The High Court judgement confirmed the right of fence-line communities to have access to environmental documents of corporate polluters, so that they can be in a stronger position to protect their constitutional rights to a safe and healthy environment. At the time, Robyn Hugo, Attorney at the Centre for Environmental Rights (CER) [6] commented:

NEMA, other environmental legislation and international law provide that civil society has a critical role to play in environmental governance, including by monitoring pollution and compliance with environmental laws. With this judgement, the court has confirmed that organisations like VEJA are entitled to protect and exercise the right to a healthy environment by seeking information to enable them to assess environmental impacts, and to exercise a watchdog role.

Issued by:

  • Vaal Environmental Justice Alliance (contact Samson Mokoena, Project Coordinator at the VEJA: +27 (0) 16 933 9079 / 084 291 8510
  • groundWork (contact Bobby Peek, Director at groundWork: +27 (0) 82 464 1383 / [email protected])
  • Centre for Environmental Rights (Robyn Hugo, Attorney at CER: +27 (0) 28 312 2746 / +27 (0) 82 389 4357 / [email protected])

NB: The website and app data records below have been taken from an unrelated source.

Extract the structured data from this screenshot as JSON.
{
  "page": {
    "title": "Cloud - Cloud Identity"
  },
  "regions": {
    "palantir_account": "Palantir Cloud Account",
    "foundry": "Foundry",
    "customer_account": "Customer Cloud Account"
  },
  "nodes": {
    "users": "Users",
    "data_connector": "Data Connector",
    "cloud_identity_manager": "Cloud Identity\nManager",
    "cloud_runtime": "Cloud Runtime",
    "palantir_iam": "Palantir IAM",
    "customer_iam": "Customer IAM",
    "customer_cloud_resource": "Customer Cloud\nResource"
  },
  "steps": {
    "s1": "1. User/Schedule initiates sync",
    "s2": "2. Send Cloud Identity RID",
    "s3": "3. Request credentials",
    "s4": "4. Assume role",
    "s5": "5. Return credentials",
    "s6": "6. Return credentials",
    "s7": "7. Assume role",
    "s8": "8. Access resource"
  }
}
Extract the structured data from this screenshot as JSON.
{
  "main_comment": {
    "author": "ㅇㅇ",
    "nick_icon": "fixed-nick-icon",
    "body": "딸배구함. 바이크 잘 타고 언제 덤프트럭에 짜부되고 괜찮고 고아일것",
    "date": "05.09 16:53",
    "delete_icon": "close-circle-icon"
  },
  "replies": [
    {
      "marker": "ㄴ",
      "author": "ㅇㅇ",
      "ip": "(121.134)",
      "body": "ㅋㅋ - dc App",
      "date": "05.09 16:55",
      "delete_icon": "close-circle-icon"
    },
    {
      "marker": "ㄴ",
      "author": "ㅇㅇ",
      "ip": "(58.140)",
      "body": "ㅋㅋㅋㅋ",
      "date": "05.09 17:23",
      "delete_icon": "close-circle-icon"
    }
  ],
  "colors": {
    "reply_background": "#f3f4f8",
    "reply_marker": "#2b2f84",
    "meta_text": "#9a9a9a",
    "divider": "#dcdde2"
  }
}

[1] The Vaal Environmental Justice Alliance (VEJA) is a voluntary association of non-governmental and community-based organisations that advocates for a healthy environment and sustainable development in “the Vaal Triangle”.  This is an area of heavy industry and mining in the south of Gauteng, in which two of ArcelorMittal’s major steel-plants are situated, namely its Vanderbijlpark and Vereeniging sites. For background, also see:

[2] A full list of court papers related to this case is accessible here:

[3] Paragraph 18 of the judgement.

[4] See press release “Vaal environmental organisation takes Amsa to court for withholding records” issued on 31 May 2013

[5] See report “ArcelorMittal: Going nowhere slowly. A review of the global steel giant’s environmental and social impacts in 2008-2009” published in May 2009

[6] The Centre for Environmental Rights (CER) is a non-profit company and law clinic based in Cape Town, South Africa. The Centre was established in October 2009 by eight civil society organisations (CSOs) in South Africa’s environmental and environmental justice sector to provide legal and related support to environmental CSOs and communities. Its mission is to advance the realisation of environmental rights as guaranteed in the South African Constitution by providing support and legal representation to civil society organisations and communities who wish to protect their environmental rights, and by engaging in legal research, advocacy and litigation to achieve strategic change

[7] groundWork is an environmental justice organisation working with community people from around South Africa, and increasingly Southern Africa, on environmental justice and human rights issues focusing on Coal, Climate and Energy Justice, Waste and Environmental Health. groundWork is the South African member of Friends of the Earth International